A shark has been filmed biting a woman’s finger as she fed the animals off the back of a boat in western Australia.
The alarming viral video shows Melissa Brunning of Perth, Australia, crouching down to give food to four tawny nurse sharks while on a two-week holiday in Dugong Bay.
But the scene soon gives way to horror as one particularly peckish shark clamps down on Melissa’s finger and drags her into the water.
She can be heard screaming frantically as she flails in the water before a male companion moves to drag her out.
Melissa, 34, told 7 News Melbourne that she thought she’d lost her finger it was so painful.
WATCH: Terrifying viral video captures moment shark bites Australian woman and drags her into the ocean
“It happened so quickly,” she said. “It felt like it was shredding off the bone,” she said. “I couldn’t even look at the finger because I thought it was gone.”
Mercifully the finger was still attached – although it was badly lacerated.
Due to the relatively remote location of the boat, Melissa didn’t immediately go to hospital for treatment as she hoped it would heal.
However, after the wound became so seriously infected she went to hospital in Perth for an operation to have it cleaned out.
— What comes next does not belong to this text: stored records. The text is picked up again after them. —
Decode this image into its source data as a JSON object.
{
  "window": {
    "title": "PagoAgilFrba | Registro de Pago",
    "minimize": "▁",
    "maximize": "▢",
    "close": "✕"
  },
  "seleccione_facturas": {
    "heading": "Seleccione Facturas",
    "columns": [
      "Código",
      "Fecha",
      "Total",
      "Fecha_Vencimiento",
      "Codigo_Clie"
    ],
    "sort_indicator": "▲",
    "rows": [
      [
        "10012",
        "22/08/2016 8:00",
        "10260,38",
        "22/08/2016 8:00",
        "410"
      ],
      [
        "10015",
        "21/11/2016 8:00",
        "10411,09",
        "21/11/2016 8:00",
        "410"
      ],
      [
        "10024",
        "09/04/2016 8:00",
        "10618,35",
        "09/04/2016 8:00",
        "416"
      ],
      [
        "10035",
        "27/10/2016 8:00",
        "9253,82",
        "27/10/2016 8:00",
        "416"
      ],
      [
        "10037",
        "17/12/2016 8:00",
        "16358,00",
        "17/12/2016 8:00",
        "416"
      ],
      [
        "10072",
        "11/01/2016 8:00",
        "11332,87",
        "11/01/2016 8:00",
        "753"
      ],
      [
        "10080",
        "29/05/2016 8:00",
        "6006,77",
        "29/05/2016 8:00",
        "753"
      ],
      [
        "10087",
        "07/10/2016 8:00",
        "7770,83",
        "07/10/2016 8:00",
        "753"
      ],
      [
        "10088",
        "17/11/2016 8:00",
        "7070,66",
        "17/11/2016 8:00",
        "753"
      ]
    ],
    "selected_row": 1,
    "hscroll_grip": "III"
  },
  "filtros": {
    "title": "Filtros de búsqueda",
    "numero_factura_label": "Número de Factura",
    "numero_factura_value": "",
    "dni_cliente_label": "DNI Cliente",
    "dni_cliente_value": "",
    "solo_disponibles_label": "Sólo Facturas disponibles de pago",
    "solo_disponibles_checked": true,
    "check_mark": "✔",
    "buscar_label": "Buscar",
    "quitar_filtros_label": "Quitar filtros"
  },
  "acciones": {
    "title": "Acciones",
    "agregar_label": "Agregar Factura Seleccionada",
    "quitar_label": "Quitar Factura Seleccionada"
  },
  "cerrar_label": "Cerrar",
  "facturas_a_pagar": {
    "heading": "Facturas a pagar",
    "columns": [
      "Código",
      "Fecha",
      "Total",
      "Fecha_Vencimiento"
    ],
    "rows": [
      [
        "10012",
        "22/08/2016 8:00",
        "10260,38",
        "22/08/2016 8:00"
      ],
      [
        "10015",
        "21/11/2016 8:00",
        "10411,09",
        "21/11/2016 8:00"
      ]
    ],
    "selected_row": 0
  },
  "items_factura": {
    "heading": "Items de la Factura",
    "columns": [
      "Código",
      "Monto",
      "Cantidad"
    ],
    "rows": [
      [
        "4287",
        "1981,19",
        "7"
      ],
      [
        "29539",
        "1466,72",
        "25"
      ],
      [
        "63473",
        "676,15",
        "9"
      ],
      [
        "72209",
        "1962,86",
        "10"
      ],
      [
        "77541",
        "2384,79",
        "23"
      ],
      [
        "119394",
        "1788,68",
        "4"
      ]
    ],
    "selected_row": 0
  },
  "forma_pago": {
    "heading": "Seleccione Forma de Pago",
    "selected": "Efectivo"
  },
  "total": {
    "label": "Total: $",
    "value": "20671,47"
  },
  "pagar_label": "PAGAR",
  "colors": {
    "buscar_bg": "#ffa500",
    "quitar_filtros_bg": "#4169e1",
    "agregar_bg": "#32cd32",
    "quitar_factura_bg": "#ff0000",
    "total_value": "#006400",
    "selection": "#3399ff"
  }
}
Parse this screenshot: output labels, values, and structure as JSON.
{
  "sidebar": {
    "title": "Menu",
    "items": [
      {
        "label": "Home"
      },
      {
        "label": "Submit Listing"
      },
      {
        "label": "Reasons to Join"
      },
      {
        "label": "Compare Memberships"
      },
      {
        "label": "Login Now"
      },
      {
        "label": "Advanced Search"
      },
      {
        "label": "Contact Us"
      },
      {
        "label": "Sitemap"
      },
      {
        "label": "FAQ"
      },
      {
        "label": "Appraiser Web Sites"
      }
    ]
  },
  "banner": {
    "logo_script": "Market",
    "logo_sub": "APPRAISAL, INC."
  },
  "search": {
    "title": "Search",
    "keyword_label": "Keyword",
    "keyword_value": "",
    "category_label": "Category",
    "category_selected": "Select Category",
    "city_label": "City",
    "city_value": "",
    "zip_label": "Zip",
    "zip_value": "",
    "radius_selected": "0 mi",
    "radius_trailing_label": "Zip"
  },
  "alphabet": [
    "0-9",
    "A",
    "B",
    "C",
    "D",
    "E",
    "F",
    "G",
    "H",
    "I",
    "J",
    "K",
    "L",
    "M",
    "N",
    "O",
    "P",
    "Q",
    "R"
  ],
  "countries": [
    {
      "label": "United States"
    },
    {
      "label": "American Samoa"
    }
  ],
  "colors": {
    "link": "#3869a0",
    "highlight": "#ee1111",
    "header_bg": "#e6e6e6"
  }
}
It was there that she discovered she had suffered a torn ligament and a bone fracture.
WATCH: Terrifying viral video captures moment shark bites Australian woman and drags her into the oc
Viral video shows Melissa Brunning crouching down to give food to four tawny nurse sharks
One particularly peckish shark clamps down on Melissa’s finger and drags her into the water
Melissa has said that she knows she was in the wrong that day.
“Please let me assure you all, this is NOT a shark ‘attack’ this is me doing a silly thing and suffering a consequence,” she said in an online post.
“The water is their domain… and we should appreciate and admire them from a far.”
The message, she told 7 News, is to be mindful of your surroundings and to not feed sharks.
Tawny nurse sharks are normally a placid species but they have powerful jaws and multiple rows of sharp teeth.
Viral video: She can be heard screaming frantically as she flails in the water
Due to their relatively calm disposition adventurous scuba divers have been known to touch tawny nurse sharks, although a few non-fatal attacks have been recorded when they were “handled” by divers.
Their size and strength can make them dangerous.
Their diet consists of a variety of bottom dwelling lobsters, crabs, sea urchins, reef fishes (including surgeonfish and siganids), octopus, other invertebrates and occasionally sea snakes.
When they detect prey, tawny nurse sharks places their small mouths very close to the creature and use their large pharynx as a powerful suction pump.
Last month a video went viral of two young children swimming in the sea, only to be surrounded by two killer whales who follow them through the water.